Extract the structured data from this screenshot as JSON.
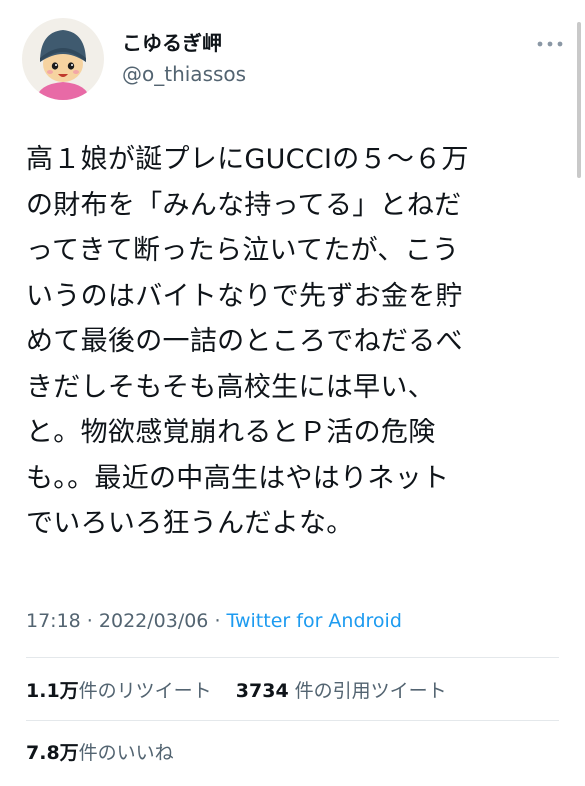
{
  "user": {
    "display_name": "こゆるぎ岬",
    "handle": "@o_thiassos"
  },
  "tweet": {
    "text": "高１娘が誕プレにGUCCIの５〜６万\nの財布を「みんな持ってる」とねだ\nってきて断ったら泣いてたが、こう\nいうのはバイトなりで先ずお金を貯\nめて最後の一詰のところでねだるべ\nきだしそもそも高校生には早い、\nと。物欲感覚崩れるとＰ活の危険\nも。。最近の中高生はやはりネット\nでいろいろ狂うんだよな。"
  },
  "meta": {
    "time": "17:18",
    "sep1": " · ",
    "date": "2022/03/06",
    "sep2": " · ",
    "app": "Twitter for Android"
  },
  "stats": {
    "retweets_num": "1.1万",
    "retweets_label": "件のリツイート",
    "quotes_num": "3734",
    "quotes_label": "件の引用ツイート",
    "likes_num": "7.8万",
    "likes_label": "件のいいね"
  },
  "icons": {
    "more": "more-horizontal-icon"
  },
  "colors": {
    "text": "#0f1419",
    "secondary": "#536471",
    "link": "#1d9bf0",
    "divider": "#e4e8eb"
  }
}
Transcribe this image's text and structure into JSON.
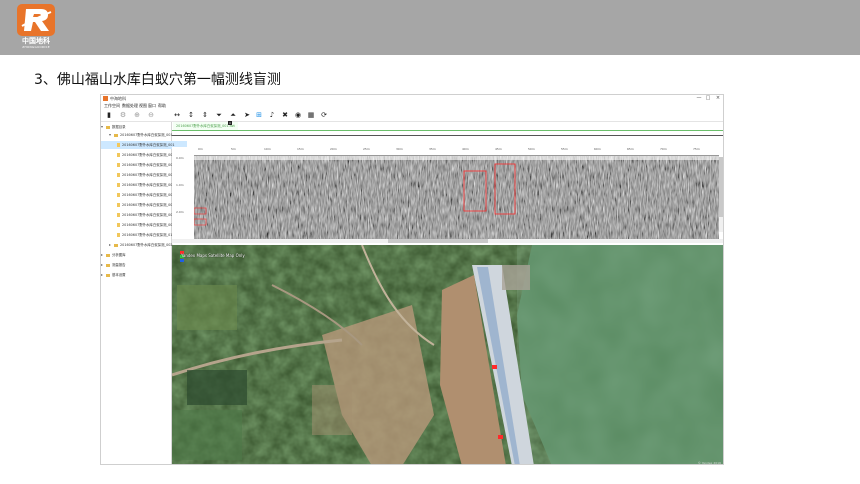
{
  "logo": {
    "text": "中国地科",
    "subtext": "ZHONGGUODIKE"
  },
  "slide": {
    "title": "3、佛山福山水库白蚁穴第一幅测线盲测"
  },
  "app": {
    "title": "中海地科",
    "window_controls": [
      "—",
      "□",
      "×"
    ],
    "menu": [
      "工作空间",
      "数据处理",
      "视图",
      "窗口",
      "帮助"
    ],
    "toolbar_icons": [
      "new-file-icon",
      "settings-icon",
      "zoom-in-icon",
      "zoom-out-icon",
      "pan-horizontal-icon",
      "pan-vertical-icon",
      "stretch-icon",
      "triangle-up-icon",
      "triangle-down-icon",
      "select-icon",
      "crosshair-icon",
      "music-icon",
      "trash-icon",
      "view-icon",
      "grid-icon",
      "split-icon"
    ],
    "tree": {
      "root": "数据目录",
      "project": "20160607野外水库白蚁探测_001",
      "files": [
        "20160607野外水库白蚁探测_001",
        "20160607野外水库白蚁探测_002",
        "20160607野外水库白蚁探测_003",
        "20160607野外水库白蚁探测_004",
        "20160607野外水库白蚁探测_005",
        "20160607野外水库白蚁探测_006",
        "20160607野外水库白蚁探测_007",
        "20160607野外水库白蚁探测_008",
        "20160607野外水库白蚁探测_009",
        "20160607野外水库白蚁探测_010"
      ],
      "project2": "20160607野外水库白蚁探测_002",
      "extra": [
        "分析图库",
        "测量报告",
        "基本设置"
      ]
    },
    "tab_label": "20160607野外水库白蚁探测_001.dzt",
    "tab_close": "×",
    "ruler_ticks": [
      "0m",
      "5m",
      "10m",
      "15m",
      "20m",
      "25m",
      "30m",
      "35m",
      "40m",
      "45m",
      "50m",
      "55m",
      "60m",
      "65m",
      "70m",
      "75m"
    ],
    "depth_left": [
      "0.0m",
      "1.0m",
      "2.0m"
    ],
    "depth_right": [
      "0ns",
      "10ns",
      "20ns"
    ],
    "map_caption": "Yandex Maps Satellite Map Only",
    "map_copyright": "© Yandex 2016"
  },
  "colors": {
    "topbar": "#a6a6a6",
    "accent": "#e8742a",
    "selection": "#cde8ff",
    "tab_green": "#4a9f4a",
    "marker_red": "#ff2a2a"
  }
}
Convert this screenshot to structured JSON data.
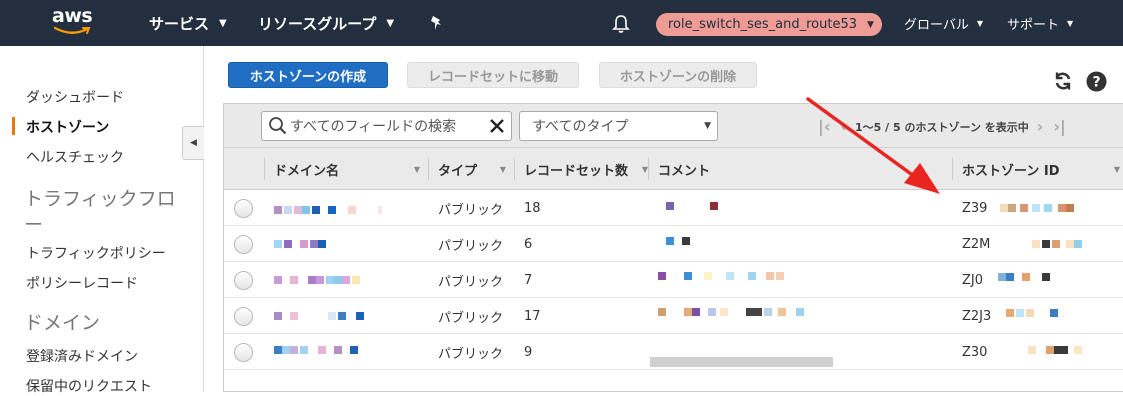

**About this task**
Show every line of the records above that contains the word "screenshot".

**Answer space**
Extract the structured data from this screenshot as JSON.
Convert this screenshot to structured JSON data.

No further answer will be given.